------ INFORMATION PROVIDED ------

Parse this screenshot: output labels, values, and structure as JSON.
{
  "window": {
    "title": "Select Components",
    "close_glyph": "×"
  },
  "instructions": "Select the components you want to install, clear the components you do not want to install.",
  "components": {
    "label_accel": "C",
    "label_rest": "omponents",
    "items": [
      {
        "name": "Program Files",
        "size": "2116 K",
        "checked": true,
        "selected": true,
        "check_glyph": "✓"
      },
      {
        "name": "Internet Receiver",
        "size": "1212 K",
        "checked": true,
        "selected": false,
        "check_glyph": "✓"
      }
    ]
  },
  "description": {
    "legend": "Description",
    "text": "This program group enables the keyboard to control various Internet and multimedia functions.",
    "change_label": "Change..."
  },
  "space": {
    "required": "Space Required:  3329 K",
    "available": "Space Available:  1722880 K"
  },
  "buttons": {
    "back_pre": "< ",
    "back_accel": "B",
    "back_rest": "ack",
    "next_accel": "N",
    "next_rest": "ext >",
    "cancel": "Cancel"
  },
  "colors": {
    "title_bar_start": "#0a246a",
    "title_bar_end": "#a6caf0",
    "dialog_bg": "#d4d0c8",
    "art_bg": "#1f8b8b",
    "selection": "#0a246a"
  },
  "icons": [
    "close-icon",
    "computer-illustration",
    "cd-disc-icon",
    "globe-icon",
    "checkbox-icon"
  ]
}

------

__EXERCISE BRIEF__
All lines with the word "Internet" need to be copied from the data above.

__SOLUTION TO THIS EXERCISE__
        "name": "Internet Receiver",
    "text": "This program group enables the keyboard to control various Internet and multimedia functions.",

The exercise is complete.